-- Given information --
_ _ _ _
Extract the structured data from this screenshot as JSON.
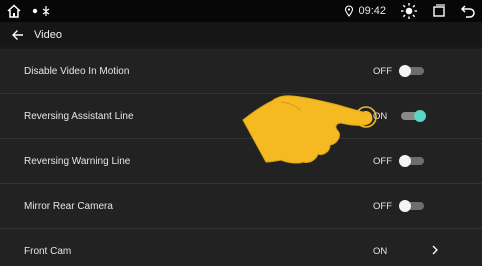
{
  "status_bar": {
    "time": "09:42",
    "icons_left": [
      "home-icon",
      "notification-icons"
    ],
    "icons_right": [
      "location-icon",
      "brightness-icon",
      "recent-apps-icon",
      "back-icon"
    ]
  },
  "header": {
    "title": "Video"
  },
  "settings": [
    {
      "label": "Disable Video In Motion",
      "value": "OFF",
      "toggle": "off"
    },
    {
      "label": "Reversing Assistant Line",
      "value": "ON",
      "toggle": "on"
    },
    {
      "label": "Reversing Warning Line",
      "value": "OFF",
      "toggle": "off"
    },
    {
      "label": "Mirror Rear Camera",
      "value": "OFF",
      "toggle": "off"
    },
    {
      "label": "Front Cam",
      "value": "ON",
      "toggle": "chevron"
    }
  ],
  "colors": {
    "accent": "#5ad6c8",
    "hand": "#f5b922"
  }
}
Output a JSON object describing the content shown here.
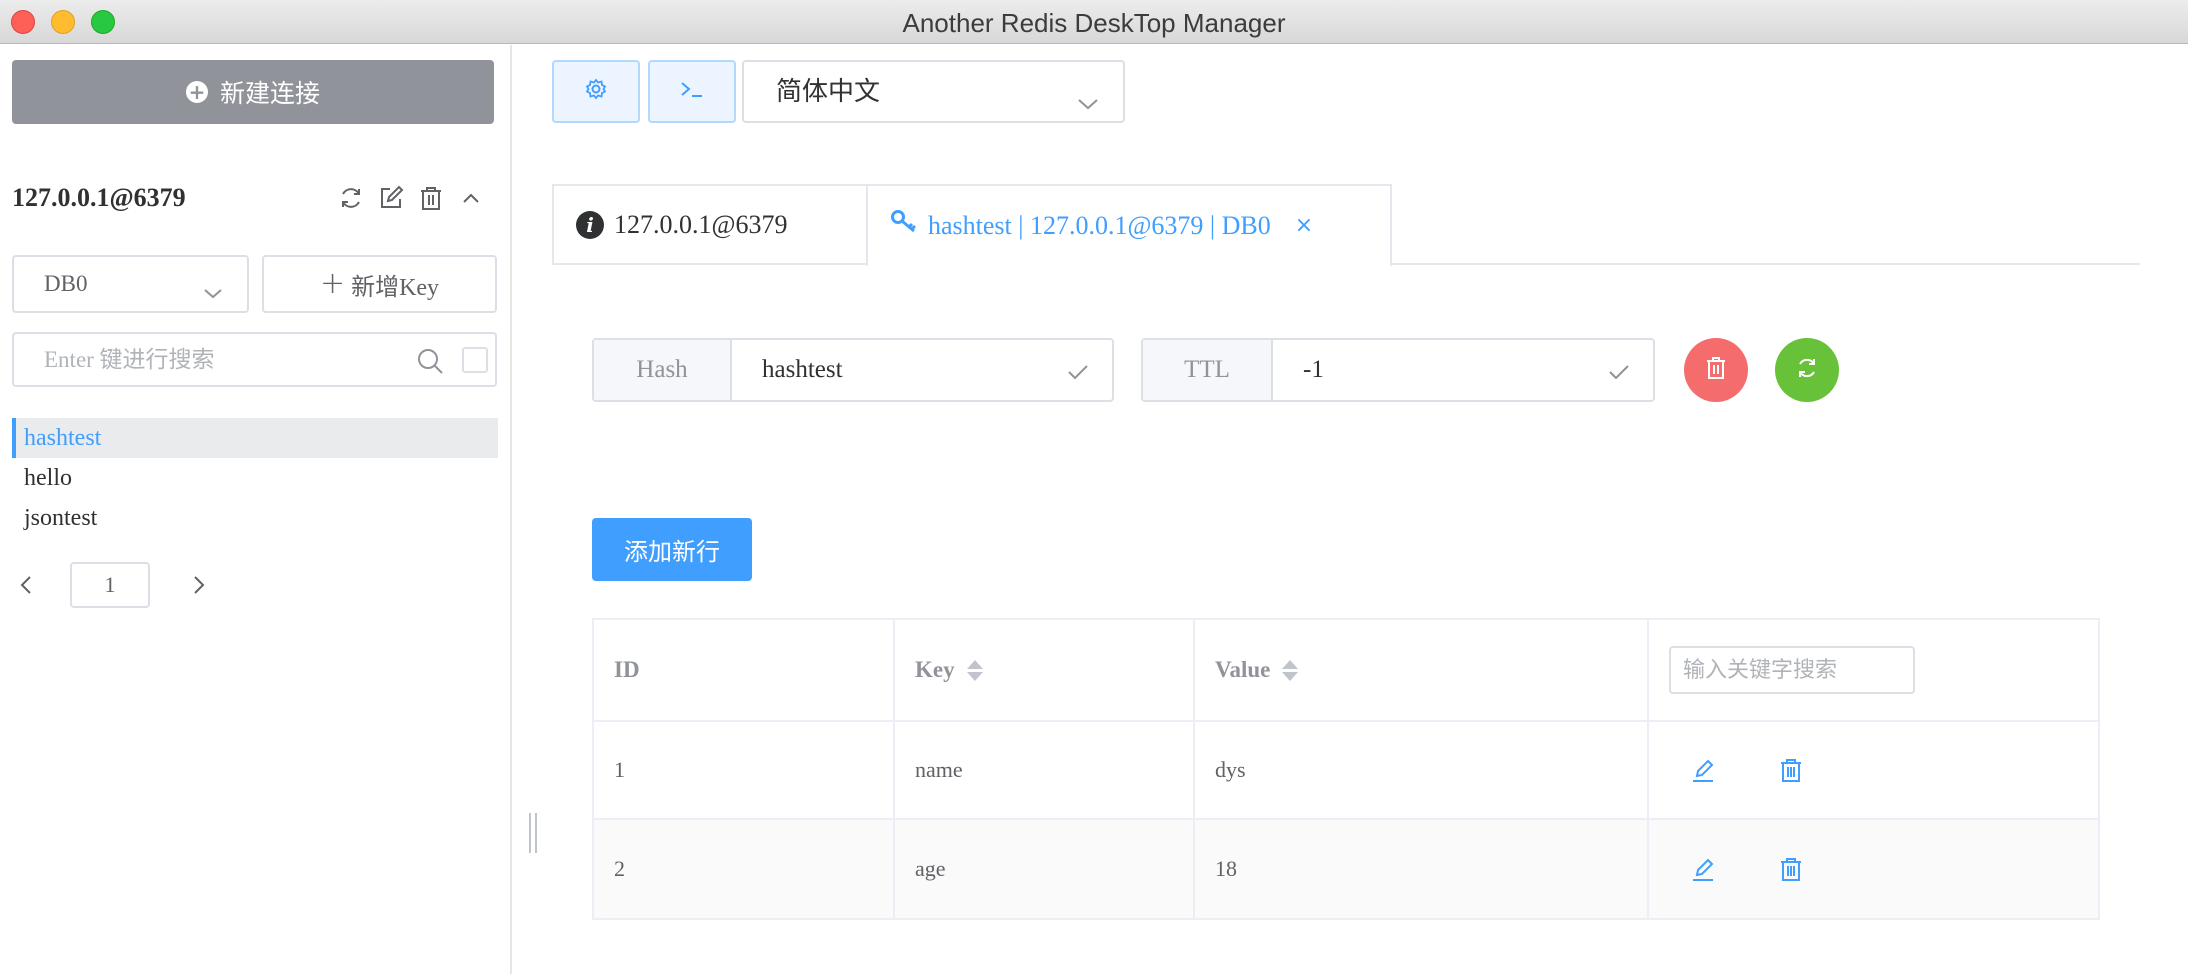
{
  "window": {
    "title": "Another Redis DeskTop Manager"
  },
  "sidebar": {
    "new_connection_label": "新建连接",
    "connection_name": "127.0.0.1@6379",
    "db_selected": "DB0",
    "new_key_label": "新增Key",
    "search_placeholder": "Enter 键进行搜索",
    "keys": [
      "hashtest",
      "hello",
      "jsontest"
    ],
    "active_key": "hashtest",
    "page": "1"
  },
  "toolbar": {
    "language_selected": "简体中文"
  },
  "tabs": [
    {
      "label": "127.0.0.1@6379",
      "icon": "info-icon"
    },
    {
      "label": "hashtest | 127.0.0.1@6379 | DB0",
      "icon": "key-icon",
      "close": "×"
    }
  ],
  "key_detail": {
    "type_label": "Hash",
    "key_name": "hashtest",
    "ttl_label": "TTL",
    "ttl_value": "-1",
    "add_row_label": "添加新行"
  },
  "table": {
    "headers": {
      "id": "ID",
      "key": "Key",
      "value": "Value"
    },
    "search_placeholder": "输入关键字搜索",
    "rows": [
      {
        "id": "1",
        "key": "name",
        "value": "dys"
      },
      {
        "id": "2",
        "key": "age",
        "value": "18"
      }
    ]
  },
  "colors": {
    "accent": "#409eff",
    "danger": "#f56c6c",
    "success": "#67c23a",
    "primary_dark": "#909399"
  }
}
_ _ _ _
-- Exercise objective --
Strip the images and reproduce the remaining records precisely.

-- Result for this task --
Extract the structured data from this screenshot as JSON.
{
  "status_bar": {
    "time": "09:42",
    "icons_left": [
      "home-icon",
      "notification-icons"
    ],
    "icons_right": [
      "location-icon",
      "brightness-icon",
      "recent-apps-icon",
      "back-icon"
    ]
  },
  "header": {
    "title": "Video"
  },
  "settings": [
    {
      "label": "Disable Video In Motion",
      "value": "OFF",
      "toggle": "off"
    },
    {
      "label": "Reversing Assistant Line",
      "value": "ON",
      "toggle": "on"
    },
    {
      "label": "Reversing Warning Line",
      "value": "OFF",
      "toggle": "off"
    },
    {
      "label": "Mirror Rear Camera",
      "value": "OFF",
      "toggle": "off"
    },
    {
      "label": "Front Cam",
      "value": "ON",
      "toggle": "chevron"
    }
  ],
  "colors": {
    "accent": "#5ad6c8",
    "hand": "#f5b922"
  }
}
Output a JSON object describing the content shown here.
{
  "window": {
    "title": "Another Redis DeskTop Manager"
  },
  "sidebar": {
    "new_connection_label": "新建连接",
    "connection_name": "127.0.0.1@6379",
    "db_selected": "DB0",
    "new_key_label": "新增Key",
    "search_placeholder": "Enter 键进行搜索",
    "keys": [
      "hashtest",
      "hello",
      "jsontest"
    ],
    "active_key": "hashtest",
    "page": "1"
  },
  "toolbar": {
    "language_selected": "简体中文"
  },
  "tabs": [
    {
      "label": "127.0.0.1@6379",
      "icon": "info-icon"
    },
    {
      "label": "hashtest | 127.0.0.1@6379 | DB0",
      "icon": "key-icon",
      "close": "×"
    }
  ],
  "key_detail": {
    "type_label": "Hash",
    "key_name": "hashtest",
    "ttl_label": "TTL",
    "ttl_value": "-1",
    "add_row_label": "添加新行"
  },
  "table": {
    "headers": {
      "id": "ID",
      "key": "Key",
      "value": "Value"
    },
    "search_placeholder": "输入关键字搜索",
    "rows": [
      {
        "id": "1",
        "key": "name",
        "value": "dys"
      },
      {
        "id": "2",
        "key": "age",
        "value": "18"
      }
    ]
  },
  "colors": {
    "accent": "#409eff",
    "danger": "#f56c6c",
    "success": "#67c23a",
    "primary_dark": "#909399"
  }
}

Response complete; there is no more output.